Jack Eden, 79
Dispensed Gardening Tips In Newspapers, on Radio
Thursday, February 5, 2009
Jack Eden, an authoritative local voice on gardening for several decades who dispensed advice over the radio and in a Washington Post column and became a horticultural lightning rod for his advocacy of pesticides, died Jan. 17 at a hospice in Williamsburg. He had colon cancer and died on his 79th birthday.
For many years, the self-taught green thumb was a dominant figure in gardening advice. As the longtime host of "Over the Garden Fence" on WTOP-AM and in his freelance gardening column, "Garden of Eden," in The Post's Real Estate section, Mr. Eden offered counsel to homeowners, much of it revolving around the use of pesticides and synthetic fertilizers.
His advocacy of chemical gardening became an anachronism for many younger professional and amateur gardeners who did not share his enthusiasm for insecticides such as Malathion and Diazinon.
Responding to reader complaints, Post ombudsman Richard Harwood called Mr. Eden "a chemical enthusiast and promoter of pesticides and herbicides that pollute ground water and wind up in the Chesapeake Bay."
He noted how Mr. Eden in one column "advises his readers to apply the following pesticides to their lawns: Tuperson crabgrass poison; Ortho Chickweed; Spurge and Oxalis Killer D; Rockland's 3-Way Lawn Weed Killer; MCPP; 2, 4-D (a component of Agent Orange); Dicamba; and Turflon D."
"This is quite a load of pollution for one column," Harwood added.
In an interview, Holly Shimizu, executive director of the U.S. Botanic Garden in Washington, said Mr. Eden developed a large following because he offered seemingly easy solutions to obtaining the "perfect lawn."
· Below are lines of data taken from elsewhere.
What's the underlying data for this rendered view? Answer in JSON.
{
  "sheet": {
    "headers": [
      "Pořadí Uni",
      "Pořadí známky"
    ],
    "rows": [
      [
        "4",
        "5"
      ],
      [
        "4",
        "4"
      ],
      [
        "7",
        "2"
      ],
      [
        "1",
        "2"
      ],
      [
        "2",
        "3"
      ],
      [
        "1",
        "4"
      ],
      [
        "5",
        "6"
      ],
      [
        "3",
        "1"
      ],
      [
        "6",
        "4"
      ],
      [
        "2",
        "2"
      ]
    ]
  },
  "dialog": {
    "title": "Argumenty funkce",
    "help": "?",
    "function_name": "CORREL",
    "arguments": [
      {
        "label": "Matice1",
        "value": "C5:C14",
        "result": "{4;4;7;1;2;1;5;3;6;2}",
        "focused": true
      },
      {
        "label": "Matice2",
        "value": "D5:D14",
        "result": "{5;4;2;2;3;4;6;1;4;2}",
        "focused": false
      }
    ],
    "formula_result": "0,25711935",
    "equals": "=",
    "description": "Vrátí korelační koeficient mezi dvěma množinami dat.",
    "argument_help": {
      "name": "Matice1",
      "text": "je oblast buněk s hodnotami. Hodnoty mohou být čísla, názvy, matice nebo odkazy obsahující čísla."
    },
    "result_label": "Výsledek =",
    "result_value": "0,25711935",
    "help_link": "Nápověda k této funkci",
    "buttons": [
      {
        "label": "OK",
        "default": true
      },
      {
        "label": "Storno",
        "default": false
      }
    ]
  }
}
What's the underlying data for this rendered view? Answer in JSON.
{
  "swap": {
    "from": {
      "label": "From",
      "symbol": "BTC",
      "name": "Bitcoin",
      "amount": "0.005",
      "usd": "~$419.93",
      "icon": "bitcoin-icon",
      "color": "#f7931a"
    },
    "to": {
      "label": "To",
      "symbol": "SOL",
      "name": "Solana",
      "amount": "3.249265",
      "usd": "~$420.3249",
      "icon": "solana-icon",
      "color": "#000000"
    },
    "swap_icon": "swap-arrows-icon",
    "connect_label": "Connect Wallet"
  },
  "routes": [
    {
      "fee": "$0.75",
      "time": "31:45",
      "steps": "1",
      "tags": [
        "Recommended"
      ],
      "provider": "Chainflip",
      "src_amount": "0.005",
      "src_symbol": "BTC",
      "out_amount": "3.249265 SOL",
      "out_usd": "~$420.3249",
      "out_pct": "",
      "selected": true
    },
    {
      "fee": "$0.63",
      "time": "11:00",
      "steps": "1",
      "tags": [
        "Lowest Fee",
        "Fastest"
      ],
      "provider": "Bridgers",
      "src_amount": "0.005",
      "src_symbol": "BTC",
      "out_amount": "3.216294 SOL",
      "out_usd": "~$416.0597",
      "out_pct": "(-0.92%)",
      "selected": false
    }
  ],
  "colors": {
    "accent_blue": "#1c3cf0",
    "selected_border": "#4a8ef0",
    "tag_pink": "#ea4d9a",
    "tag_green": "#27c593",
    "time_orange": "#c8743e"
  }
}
Yet his reliance on pesticides, some of which he appeared to endorse commercially, placed him squarely in an "an older generation who grew up with chemicals being the answer," Shimizu said.
John Francis Eden was born Jan. 17, 1930, in Brooklyn, N.Y. He received a bachelor's degree in English from Seton Hall University in South Orange, N.J., in the mid-1950s. During the Korean War, he served in the Army and was a journalist for the military newspaper Stars and Stripes.
While he was doing public relations work in New York, he and his wife bought their first home, on a one-acre plot of land about 60 miles north of the city. To save money, he once said, he decided to take the landscaping into his own hands. From there, his interest sprouted into a gardening show on a radio station in Mount Kisco, N.Y.
He settled in the Washington area in the early 1970s to take an editing job at the Consumer Product Safety Commission. He began gardening spots on WAVA-FM before moving to WTOP about four years later.
His affiliation with WTOP lasted about 20 years, during which time he also wrote about gardening for the Washington Star, the Washington Times and then The Post. His "Garden of Eden" column ended abruptly in 1996 over a payment dispute involving the Internet use of his column.
He subsequently launched his own Web site, http:/
Mr. Eden, a Potomac resident, tended his own 5,000-square-foot front lawn as well as flower, herb and evergreen gardens. He did all the gardening himself, he told the Washington Times, adding, "Who else could I trust?"
Survivors include his wife of 53 years, Patricia Wohlever Eden of Potomac, and two children, Jill Eden Burns of Phoenix and Scott Eden of Williamsburg.
Washington Post staff writer Adrian Higgins contributed to this report.